● WORK TO BE COMPLETED
What follows is a set of records; copy all of it exactly.

Excerpts from an interface dataset:
━━━━━━━━

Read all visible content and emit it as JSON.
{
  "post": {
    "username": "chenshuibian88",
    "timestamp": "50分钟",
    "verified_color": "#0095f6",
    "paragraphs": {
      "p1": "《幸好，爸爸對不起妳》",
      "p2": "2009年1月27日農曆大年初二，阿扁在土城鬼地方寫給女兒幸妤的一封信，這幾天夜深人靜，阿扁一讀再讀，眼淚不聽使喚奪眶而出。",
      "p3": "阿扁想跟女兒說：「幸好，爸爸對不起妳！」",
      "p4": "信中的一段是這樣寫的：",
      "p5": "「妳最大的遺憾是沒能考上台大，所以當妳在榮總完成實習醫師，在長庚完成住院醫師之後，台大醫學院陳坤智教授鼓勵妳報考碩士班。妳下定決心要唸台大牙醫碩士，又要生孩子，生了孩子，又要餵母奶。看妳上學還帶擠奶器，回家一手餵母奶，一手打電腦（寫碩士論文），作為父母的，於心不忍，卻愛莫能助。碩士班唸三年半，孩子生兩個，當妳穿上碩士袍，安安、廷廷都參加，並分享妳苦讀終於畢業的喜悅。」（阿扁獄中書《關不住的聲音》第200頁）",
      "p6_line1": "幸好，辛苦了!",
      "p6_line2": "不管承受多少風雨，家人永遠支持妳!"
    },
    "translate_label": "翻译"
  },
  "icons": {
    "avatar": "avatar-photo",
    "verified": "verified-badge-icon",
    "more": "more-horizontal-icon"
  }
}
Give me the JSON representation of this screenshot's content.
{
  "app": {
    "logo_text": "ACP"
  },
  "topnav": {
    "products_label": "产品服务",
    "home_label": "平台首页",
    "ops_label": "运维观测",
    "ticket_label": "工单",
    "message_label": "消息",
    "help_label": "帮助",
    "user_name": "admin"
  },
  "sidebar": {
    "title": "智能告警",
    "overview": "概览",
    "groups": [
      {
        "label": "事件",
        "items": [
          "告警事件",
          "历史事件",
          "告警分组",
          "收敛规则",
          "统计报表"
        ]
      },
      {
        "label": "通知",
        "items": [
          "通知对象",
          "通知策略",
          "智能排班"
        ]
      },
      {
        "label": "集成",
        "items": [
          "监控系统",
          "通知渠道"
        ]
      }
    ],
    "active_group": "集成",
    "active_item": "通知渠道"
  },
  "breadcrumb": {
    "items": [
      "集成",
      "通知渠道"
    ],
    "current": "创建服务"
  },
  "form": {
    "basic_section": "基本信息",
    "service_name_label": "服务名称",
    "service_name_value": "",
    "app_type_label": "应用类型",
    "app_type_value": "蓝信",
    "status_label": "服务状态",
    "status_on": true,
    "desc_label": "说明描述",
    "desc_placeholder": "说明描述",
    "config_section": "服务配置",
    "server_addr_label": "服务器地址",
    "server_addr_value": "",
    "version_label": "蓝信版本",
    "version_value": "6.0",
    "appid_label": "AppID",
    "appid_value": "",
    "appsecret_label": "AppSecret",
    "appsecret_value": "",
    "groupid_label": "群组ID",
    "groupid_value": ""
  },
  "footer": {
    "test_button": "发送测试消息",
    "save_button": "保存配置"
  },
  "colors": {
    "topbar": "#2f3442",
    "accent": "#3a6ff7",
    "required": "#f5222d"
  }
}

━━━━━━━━

● SOLUTION TO THE PROBLEM
Read all visible content and emit it as JSON.
{
  "post": {
    "username": "chenshuibian88",
    "timestamp": "50分钟",
    "verified_color": "#0095f6",
    "paragraphs": {
      "p1": "《幸好，爸爸對不起妳》",
      "p2": "2009年1月27日農曆大年初二，阿扁在土城鬼地方寫給女兒幸妤的一封信，這幾天夜深人靜，阿扁一讀再讀，眼淚不聽使喚奪眶而出。",
      "p3": "阿扁想跟女兒說：「幸好，爸爸對不起妳！」",
      "p4": "信中的一段是這樣寫的：",
      "p5": "「妳最大的遺憾是沒能考上台大，所以當妳在榮總完成實習醫師，在長庚完成住院醫師之後，台大醫學院陳坤智教授鼓勵妳報考碩士班。妳下定決心要唸台大牙醫碩士，又要生孩子，生了孩子，又要餵母奶。看妳上學還帶擠奶器，回家一手餵母奶，一手打電腦（寫碩士論文），作為父母的，於心不忍，卻愛莫能助。碩士班唸三年半，孩子生兩個，當妳穿上碩士袍，安安、廷廷都參加，並分享妳苦讀終於畢業的喜悅。」（阿扁獄中書《關不住的聲音》第200頁）",
      "p6_line1": "幸好，辛苦了!",
      "p6_line2": "不管承受多少風雨，家人永遠支持妳!"
    },
    "translate_label": "翻译"
  },
  "icons": {
    "avatar": "avatar-photo",
    "verified": "verified-badge-icon",
    "more": "more-horizontal-icon"
  }
}
Give me the JSON representation of this screenshot's content.
{
  "app": {
    "logo_text": "ACP"
  },
  "topnav": {
    "products_label": "产品服务",
    "home_label": "平台首页",
    "ops_label": "运维观测",
    "ticket_label": "工单",
    "message_label": "消息",
    "help_label": "帮助",
    "user_name": "admin"
  },
  "sidebar": {
    "title": "智能告警",
    "overview": "概览",
    "groups": [
      {
        "label": "事件",
        "items": [
          "告警事件",
          "历史事件",
          "告警分组",
          "收敛规则",
          "统计报表"
        ]
      },
      {
        "label": "通知",
        "items": [
          "通知对象",
          "通知策略",
          "智能排班"
        ]
      },
      {
        "label": "集成",
        "items": [
          "监控系统",
          "通知渠道"
        ]
      }
    ],
    "active_group": "集成",
    "active_item": "通知渠道"
  },
  "breadcrumb": {
    "items": [
      "集成",
      "通知渠道"
    ],
    "current": "创建服务"
  },
  "form": {
    "basic_section": "基本信息",
    "service_name_label": "服务名称",
    "service_name_value": "",
    "app_type_label": "应用类型",
    "app_type_value": "蓝信",
    "status_label": "服务状态",
    "status_on": true,
    "desc_label": "说明描述",
    "desc_placeholder": "说明描述",
    "config_section": "服务配置",
    "server_addr_label": "服务器地址",
    "server_addr_value": "",
    "version_label": "蓝信版本",
    "version_value": "6.0",
    "appid_label": "AppID",
    "appid_value": "",
    "appsecret_label": "AppSecret",
    "appsecret_value": "",
    "groupid_label": "群组ID",
    "groupid_value": ""
  },
  "footer": {
    "test_button": "发送测试消息",
    "save_button": "保存配置"
  },
  "colors": {
    "topbar": "#2f3442",
    "accent": "#3a6ff7",
    "required": "#f5222d"
  }
}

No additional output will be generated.